CHICAGO, IL (Dec. 3, 1999) -- Who woulda thunk it? Here we are, exactly four weeks before the much-anticipated end of the millennium, and the market averages are smashing up the charts and making new all-time highs. Isn't this supposed to be the time that everyone was due to cash out of stocks and throw their greenbacks under their mattresses? A "surefire, can't miss, boy this is going to be huge" correction was predicted to happen in the fourth quarter this year thanks to Y2K, but where is it?

Right now, this grizzly bear that was supposed to rear its ugly head is nowhere to be found. Predictions of Y2K Armageddon have quieted down, consumer confidence is running high, and NBC's Y2K: The Movie was laughed at more than it was taken seriously. Importantly for us Fools, the markets have remained strong. Those that sold a chunk of their stocks a few months ago in the hopes of buying them backing cheaper this month or next are facing, for the most part, a predicament. The lesson here is that trying to time the market is a fruitless exercise.

Of course, there's still four weeks until the end of the year, which is plenty of time for the market to meltdown. And who knows, perhaps there will be a disruption or two thanks to the Y2K bug, and these disruptions may cause the markets to take a dive come January. Or, maybe the new year will be welcomed without incident and January 3rd will be the bull market's brightest day. Who really knows what will happen? Certainly not me, and I'm not even going to venture a guess. All I can tell you is that we're being Foolish, staying the course, and remaining essentially fully invested in the stock market.

About the only real effect I'm seeing from Y2K this year is in my skiing. For years now, a group of friends and I have taken a week-long ski vacation in Steamboat, Colorado sometime right before Christmas. (Steamboat is owned by American Skiing (Nasdaq: SKI). Great place to ski, terrible stock to own, in my opinion.)

Getting back to the story, this year's trip was nipped in the bud because a majority of the people normally on the trip have vacation moratoriums for the next two months. Three of my ski buddies, who recently became my three newly minted brothers-in-law, all work in computer networking.
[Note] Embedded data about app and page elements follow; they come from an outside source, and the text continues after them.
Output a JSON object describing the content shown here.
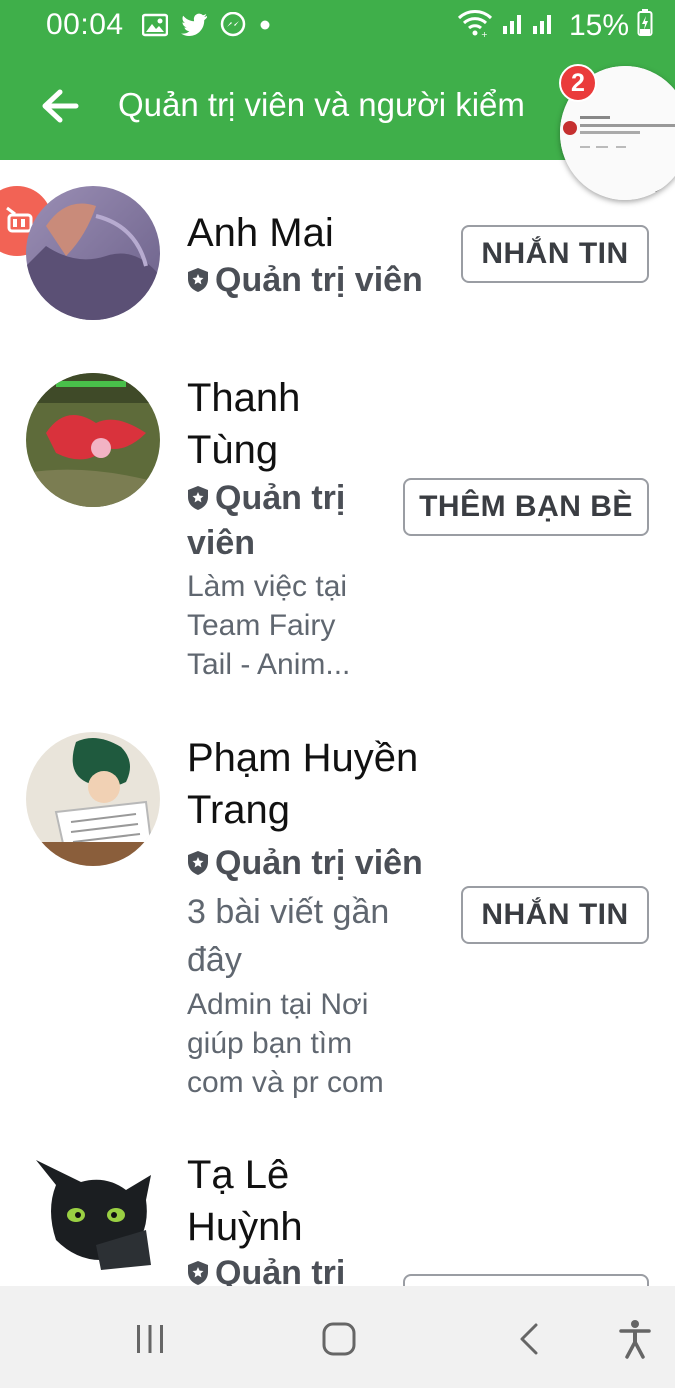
{
  "status_bar": {
    "time": "00:04",
    "battery": "15%",
    "icons": [
      "gallery-icon",
      "twitter-icon",
      "messenger-icon",
      "dot-icon",
      "wifi-icon",
      "signal-icon",
      "battery-icon"
    ]
  },
  "app_bar": {
    "title": "Quản trị viên và người kiểm",
    "back_icon": "arrow-left-icon"
  },
  "chat_head": {
    "badge_count": "2"
  },
  "members": [
    {
      "name": "Anh Mai",
      "role": "Quản trị viên",
      "action": "NHẮN TIN"
    },
    {
      "name_line1": "Thanh",
      "name_line2": "Tùng",
      "role_line1": "Quản trị",
      "role_line2": "viên",
      "sub_line1": "Làm việc tại",
      "sub_line2": "Team Fairy",
      "sub_line3": "Tail - Anim...",
      "action": "THÊM BẠN BÈ"
    },
    {
      "name_line1": "Phạm Huyền",
      "name_line2": "Trang",
      "role": "Quản trị viên",
      "posts_line1": "3 bài viết gần",
      "posts_line2": "đây",
      "sub_line1": "Admin tại Nơi",
      "sub_line2": "giúp bạn tìm",
      "sub_line3": "com và pr com",
      "action": "NHẮN TIN"
    },
    {
      "name_line1": "Tạ Lê",
      "name_line2": "Huỳnh",
      "role_line1": "Quản trị"
    }
  ],
  "colors": {
    "header_green": "#3faf4a",
    "badge_red": "#ea3b3b",
    "camera_red": "#f26355"
  },
  "nav_bar": {
    "icons": [
      "recent-apps-icon",
      "home-icon",
      "back-icon",
      "accessibility-icon"
    ]
  }
}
They were all told many moons ago that there will be absolutely no days off for anyone between roughly Thanksgiving and Valentine's Day. Alas, that means this year's holiday ski trip will have to be a spring-fling.

Over Thanksgiving I also asked my one of my new bro's what he would be doing the evening of December 31. He said something along the lines of, "Eating pizza, playing Nintendo, and baby-sitting a room full of brand new Sun (Nasdaq: SUNW) servers. Getting paid almost a thousand bucks an hour to do it, too. It'll be the best New Year's ever!" Not bad work for a 22 year-old, no? For him, Y2K has been a gold mine.

Let's drop the Y2K talk and look at how the Rule Breaker did today. Unfortunately, the portfolio did not join the ranks of those making new highs and actually dropped a bit. (For the all the portfolio's numbers, scroll to the bottom of the page.) This was largely thanks to slight dips in the portfolio's two largest holdings -- America Online (NYSE: AOL) and Amazon (Nasdaq: AMZN). Both stocks remain well within striking distance of their annual highs.

Both companies were also in the news over the past two days. AOL yesterday announced a $100 million deal with TMP Worldwide (Nasdaq: TMPW), the operator of the job site. This is yet another e-commerce feather in AOL's cap, and another mile-marker for us as investors to show that AOL is growing as expected.

Amazon and our Rule Breaker eBay (Nasdaq: EBAY) also made some news worth mentioning this week. According to tracking firm Media Metrix (Nasdaq: MMXI), eBay was the most-visited e-commerce website for the week of November 28. eBay attracted a whopping 1 million daily visitors last week, which is a pretty amazing figure if you sit back and think about it.

Amazon also had a darn good showing with about 800,000 daily visitors. Illustrating just how dominate these two Rule Breakers really are, the next busiest website, Toys 'R' Us (NYSE: TOY), only had about 300,000 daily visitors. It's also worth noting that many of the Internet toy stores were riddled with performance problems thanks to the surge in online usage. (Sounds a little like real-world toy stores, doesn't it?) On the other hand, Amazon and eBay's sites remained up, running, and smooth as butter. Yup, there's no doubt in my mind these two companies are Rule Breakers for the long haul.

One last thing, make sure to check out our annual publication about our best investment ideas for the year ahead -- Industry Focus. It should come as little surprise that there are a few Rule Breaking companies highlighted in there.

Have a great weekend, Fools.